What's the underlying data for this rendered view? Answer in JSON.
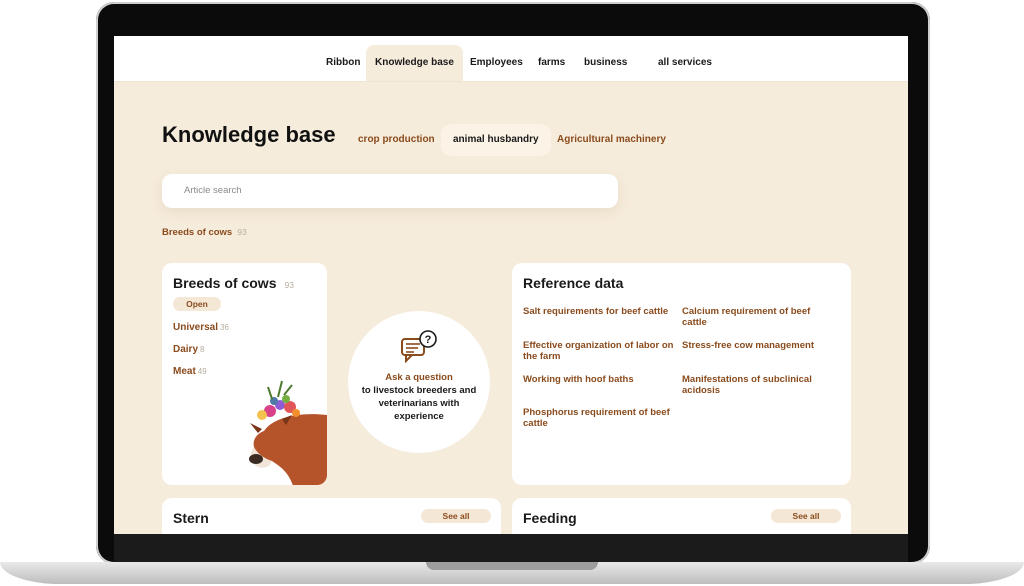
{
  "nav": {
    "items": [
      {
        "label": "Ribbon"
      },
      {
        "label": "Knowledge base",
        "active": true
      },
      {
        "label": "Employees"
      },
      {
        "label": "farms"
      },
      {
        "label": "business"
      },
      {
        "label": "all services"
      }
    ]
  },
  "header": {
    "title": "Knowledge base",
    "tabs": [
      {
        "label": "crop production"
      },
      {
        "label": "animal husbandry",
        "active": true
      },
      {
        "label": "Agricultural machinery"
      }
    ]
  },
  "search": {
    "placeholder": "Article search"
  },
  "breadcrumb": {
    "label": "Breeds of cows",
    "count": "93"
  },
  "breeds_card": {
    "title": "Breeds of cows",
    "count": "93",
    "open_label": "Open",
    "items": [
      {
        "label": "Universal",
        "count": "36"
      },
      {
        "label": "Dairy",
        "count": "8"
      },
      {
        "label": "Meat",
        "count": "49"
      }
    ],
    "image_icon": "cow-with-flower-crown"
  },
  "ask": {
    "icon": "chat-question-icon",
    "line1": "Ask a question",
    "line2": "to livestock breeders and veterinarians with experience"
  },
  "reference": {
    "title": "Reference data",
    "links": [
      "Salt requirements for beef cattle",
      "Calcium requirement of beef cattle",
      "Effective organization of labor on the farm",
      "Stress-free cow management",
      "Working with hoof baths",
      "Manifestations of subclinical acidosis",
      "Phosphorus requirement of beef cattle"
    ]
  },
  "sections": [
    {
      "title": "Stern",
      "see_all": "See all"
    },
    {
      "title": "Feeding",
      "see_all": "See all"
    }
  ],
  "colors": {
    "accent": "#8a4b1d",
    "background": "#f6ecdc",
    "card": "#ffffff"
  }
}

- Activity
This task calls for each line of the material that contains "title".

- Exercise response
    "title": "Knowledge base",
    "title": "Breeds of cows",
    "title": "Reference data",
      "title": "Stern",
      "title": "Feeding",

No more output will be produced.